*Records shown:*
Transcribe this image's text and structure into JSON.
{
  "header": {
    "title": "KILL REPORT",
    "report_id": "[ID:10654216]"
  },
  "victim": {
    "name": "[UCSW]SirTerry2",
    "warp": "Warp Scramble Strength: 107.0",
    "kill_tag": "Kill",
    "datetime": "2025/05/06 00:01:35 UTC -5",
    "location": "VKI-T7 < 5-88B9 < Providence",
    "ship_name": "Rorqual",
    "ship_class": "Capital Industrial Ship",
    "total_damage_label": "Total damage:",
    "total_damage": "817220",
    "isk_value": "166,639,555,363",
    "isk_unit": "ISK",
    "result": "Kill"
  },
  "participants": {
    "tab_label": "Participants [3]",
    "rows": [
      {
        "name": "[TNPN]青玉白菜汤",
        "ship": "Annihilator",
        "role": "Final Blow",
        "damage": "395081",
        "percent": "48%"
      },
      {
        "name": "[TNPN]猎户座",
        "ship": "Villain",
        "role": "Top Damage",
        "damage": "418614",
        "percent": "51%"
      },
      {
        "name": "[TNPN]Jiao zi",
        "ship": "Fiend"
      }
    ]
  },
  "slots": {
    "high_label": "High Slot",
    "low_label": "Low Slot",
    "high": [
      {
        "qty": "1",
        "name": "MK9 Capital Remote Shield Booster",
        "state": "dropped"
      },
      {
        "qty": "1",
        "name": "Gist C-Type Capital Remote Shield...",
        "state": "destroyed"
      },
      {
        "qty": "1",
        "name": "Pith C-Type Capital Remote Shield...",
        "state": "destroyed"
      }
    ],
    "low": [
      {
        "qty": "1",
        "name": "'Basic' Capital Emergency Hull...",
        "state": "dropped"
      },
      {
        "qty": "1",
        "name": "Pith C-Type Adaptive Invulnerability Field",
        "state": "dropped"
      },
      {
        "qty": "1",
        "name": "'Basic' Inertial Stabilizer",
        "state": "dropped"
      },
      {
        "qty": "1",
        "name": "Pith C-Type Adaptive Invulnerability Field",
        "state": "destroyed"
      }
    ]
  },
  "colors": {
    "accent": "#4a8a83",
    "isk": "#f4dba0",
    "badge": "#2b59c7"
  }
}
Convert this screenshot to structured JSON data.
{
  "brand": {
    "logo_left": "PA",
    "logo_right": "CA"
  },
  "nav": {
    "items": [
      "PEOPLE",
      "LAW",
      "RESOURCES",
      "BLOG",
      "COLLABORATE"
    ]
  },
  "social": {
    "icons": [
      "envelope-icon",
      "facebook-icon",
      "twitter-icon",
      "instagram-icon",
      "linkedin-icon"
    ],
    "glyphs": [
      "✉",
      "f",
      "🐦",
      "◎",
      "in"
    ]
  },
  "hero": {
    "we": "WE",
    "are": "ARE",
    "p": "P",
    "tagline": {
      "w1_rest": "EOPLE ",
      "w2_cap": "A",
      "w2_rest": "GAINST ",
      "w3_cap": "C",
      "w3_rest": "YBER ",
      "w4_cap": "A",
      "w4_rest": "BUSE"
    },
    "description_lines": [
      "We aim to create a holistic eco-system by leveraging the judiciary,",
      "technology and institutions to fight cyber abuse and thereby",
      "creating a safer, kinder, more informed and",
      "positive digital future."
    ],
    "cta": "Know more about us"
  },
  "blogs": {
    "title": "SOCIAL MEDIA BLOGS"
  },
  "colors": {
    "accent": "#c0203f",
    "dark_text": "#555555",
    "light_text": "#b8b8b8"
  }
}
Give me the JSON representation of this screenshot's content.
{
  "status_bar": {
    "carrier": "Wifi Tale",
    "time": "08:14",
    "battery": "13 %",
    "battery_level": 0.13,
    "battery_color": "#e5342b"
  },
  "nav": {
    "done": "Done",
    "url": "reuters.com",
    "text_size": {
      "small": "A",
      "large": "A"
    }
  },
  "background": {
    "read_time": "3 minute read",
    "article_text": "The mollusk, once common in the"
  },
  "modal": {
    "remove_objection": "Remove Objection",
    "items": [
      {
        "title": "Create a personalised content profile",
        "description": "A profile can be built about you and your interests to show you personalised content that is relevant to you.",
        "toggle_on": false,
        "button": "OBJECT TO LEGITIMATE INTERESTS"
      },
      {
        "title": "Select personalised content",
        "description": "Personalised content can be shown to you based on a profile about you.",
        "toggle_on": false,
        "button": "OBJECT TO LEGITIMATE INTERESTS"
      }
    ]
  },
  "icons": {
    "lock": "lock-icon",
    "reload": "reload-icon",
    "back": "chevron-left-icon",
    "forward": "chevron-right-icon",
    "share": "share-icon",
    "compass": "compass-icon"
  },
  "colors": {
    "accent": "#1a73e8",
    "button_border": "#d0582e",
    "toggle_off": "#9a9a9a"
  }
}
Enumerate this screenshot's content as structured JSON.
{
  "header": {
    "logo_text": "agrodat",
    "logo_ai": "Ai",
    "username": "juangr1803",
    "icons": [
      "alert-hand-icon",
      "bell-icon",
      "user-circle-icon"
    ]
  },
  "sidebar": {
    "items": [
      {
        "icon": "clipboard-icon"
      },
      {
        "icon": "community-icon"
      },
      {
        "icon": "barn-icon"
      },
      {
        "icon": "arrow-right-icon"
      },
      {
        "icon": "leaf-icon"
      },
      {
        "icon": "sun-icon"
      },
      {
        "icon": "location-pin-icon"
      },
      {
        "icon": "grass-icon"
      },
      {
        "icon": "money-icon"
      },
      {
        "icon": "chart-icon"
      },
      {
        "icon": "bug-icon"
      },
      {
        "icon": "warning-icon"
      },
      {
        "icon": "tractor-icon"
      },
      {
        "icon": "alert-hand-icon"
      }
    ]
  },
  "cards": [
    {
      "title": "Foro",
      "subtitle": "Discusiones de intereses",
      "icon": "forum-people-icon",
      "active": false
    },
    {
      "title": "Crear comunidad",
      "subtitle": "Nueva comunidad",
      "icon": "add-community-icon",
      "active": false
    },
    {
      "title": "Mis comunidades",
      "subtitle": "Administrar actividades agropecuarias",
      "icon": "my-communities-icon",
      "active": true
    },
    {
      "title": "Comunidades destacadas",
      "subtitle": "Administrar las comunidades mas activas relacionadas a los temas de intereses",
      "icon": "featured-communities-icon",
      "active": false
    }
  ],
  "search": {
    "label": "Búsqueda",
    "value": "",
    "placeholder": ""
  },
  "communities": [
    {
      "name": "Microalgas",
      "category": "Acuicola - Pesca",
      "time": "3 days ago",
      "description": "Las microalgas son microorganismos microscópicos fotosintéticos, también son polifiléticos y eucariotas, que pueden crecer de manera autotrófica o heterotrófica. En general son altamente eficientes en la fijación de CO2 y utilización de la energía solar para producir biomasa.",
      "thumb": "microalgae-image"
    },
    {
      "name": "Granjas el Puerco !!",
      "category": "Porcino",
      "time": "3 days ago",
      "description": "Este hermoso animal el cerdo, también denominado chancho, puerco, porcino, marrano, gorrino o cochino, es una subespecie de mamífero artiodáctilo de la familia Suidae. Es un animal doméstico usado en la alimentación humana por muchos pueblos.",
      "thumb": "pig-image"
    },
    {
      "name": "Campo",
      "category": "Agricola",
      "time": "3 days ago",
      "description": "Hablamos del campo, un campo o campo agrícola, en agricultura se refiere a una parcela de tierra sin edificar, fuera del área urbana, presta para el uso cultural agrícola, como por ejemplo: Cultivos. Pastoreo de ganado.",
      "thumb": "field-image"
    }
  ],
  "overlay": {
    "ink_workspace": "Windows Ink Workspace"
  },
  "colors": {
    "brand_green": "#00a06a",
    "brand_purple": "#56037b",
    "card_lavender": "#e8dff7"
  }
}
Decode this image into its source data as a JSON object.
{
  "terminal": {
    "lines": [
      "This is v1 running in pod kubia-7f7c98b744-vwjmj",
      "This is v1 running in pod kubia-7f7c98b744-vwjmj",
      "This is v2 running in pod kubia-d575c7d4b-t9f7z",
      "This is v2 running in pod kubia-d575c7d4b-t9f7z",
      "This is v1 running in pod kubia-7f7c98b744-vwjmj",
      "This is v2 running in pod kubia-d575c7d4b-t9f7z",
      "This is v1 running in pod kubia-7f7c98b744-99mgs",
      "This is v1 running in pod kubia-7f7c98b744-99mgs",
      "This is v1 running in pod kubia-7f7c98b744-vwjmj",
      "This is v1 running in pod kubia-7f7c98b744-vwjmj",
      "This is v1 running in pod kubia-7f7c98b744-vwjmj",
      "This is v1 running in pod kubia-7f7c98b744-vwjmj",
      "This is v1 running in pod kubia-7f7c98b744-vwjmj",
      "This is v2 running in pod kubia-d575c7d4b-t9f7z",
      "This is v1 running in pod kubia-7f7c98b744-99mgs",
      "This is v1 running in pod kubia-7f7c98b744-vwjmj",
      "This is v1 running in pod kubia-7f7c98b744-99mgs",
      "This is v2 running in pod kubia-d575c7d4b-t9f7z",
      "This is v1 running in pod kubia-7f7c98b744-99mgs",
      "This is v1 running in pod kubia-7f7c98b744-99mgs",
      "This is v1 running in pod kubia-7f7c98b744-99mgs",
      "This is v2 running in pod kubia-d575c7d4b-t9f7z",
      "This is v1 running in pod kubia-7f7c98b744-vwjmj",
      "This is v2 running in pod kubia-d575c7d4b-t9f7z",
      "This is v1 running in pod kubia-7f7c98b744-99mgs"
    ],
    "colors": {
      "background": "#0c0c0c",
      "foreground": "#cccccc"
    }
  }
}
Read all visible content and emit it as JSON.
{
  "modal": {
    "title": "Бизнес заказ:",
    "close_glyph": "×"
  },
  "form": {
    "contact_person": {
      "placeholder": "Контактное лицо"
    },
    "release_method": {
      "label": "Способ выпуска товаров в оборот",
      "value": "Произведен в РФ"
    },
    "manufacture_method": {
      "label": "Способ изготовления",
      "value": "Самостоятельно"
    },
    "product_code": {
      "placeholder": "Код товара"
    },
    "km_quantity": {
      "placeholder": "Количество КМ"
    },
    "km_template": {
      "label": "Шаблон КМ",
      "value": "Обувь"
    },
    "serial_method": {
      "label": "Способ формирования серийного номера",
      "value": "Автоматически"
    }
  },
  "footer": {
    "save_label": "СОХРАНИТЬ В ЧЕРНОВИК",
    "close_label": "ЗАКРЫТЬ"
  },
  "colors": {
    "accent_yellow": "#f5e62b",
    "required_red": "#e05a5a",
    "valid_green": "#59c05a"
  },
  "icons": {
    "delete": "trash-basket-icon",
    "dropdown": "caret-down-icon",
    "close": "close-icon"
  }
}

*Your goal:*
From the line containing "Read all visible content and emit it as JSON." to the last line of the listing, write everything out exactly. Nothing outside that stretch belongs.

*Solution:*
Read all visible content and emit it as JSON.
{
  "modal": {
    "title": "Бизнес заказ:",
    "close_glyph": "×"
  },
  "form": {
    "contact_person": {
      "placeholder": "Контактное лицо"
    },
    "release_method": {
      "label": "Способ выпуска товаров в оборот",
      "value": "Произведен в РФ"
    },
    "manufacture_method": {
      "label": "Способ изготовления",
      "value": "Самостоятельно"
    },
    "product_code": {
      "placeholder": "Код товара"
    },
    "km_quantity": {
      "placeholder": "Количество КМ"
    },
    "km_template": {
      "label": "Шаблон КМ",
      "value": "Обувь"
    },
    "serial_method": {
      "label": "Способ формирования серийного номера",
      "value": "Автоматически"
    }
  },
  "footer": {
    "save_label": "СОХРАНИТЬ В ЧЕРНОВИК",
    "close_label": "ЗАКРЫТЬ"
  },
  "colors": {
    "accent_yellow": "#f5e62b",
    "required_red": "#e05a5a",
    "valid_green": "#59c05a"
  },
  "icons": {
    "delete": "trash-basket-icon",
    "dropdown": "caret-down-icon",
    "close": "close-icon"
  }
}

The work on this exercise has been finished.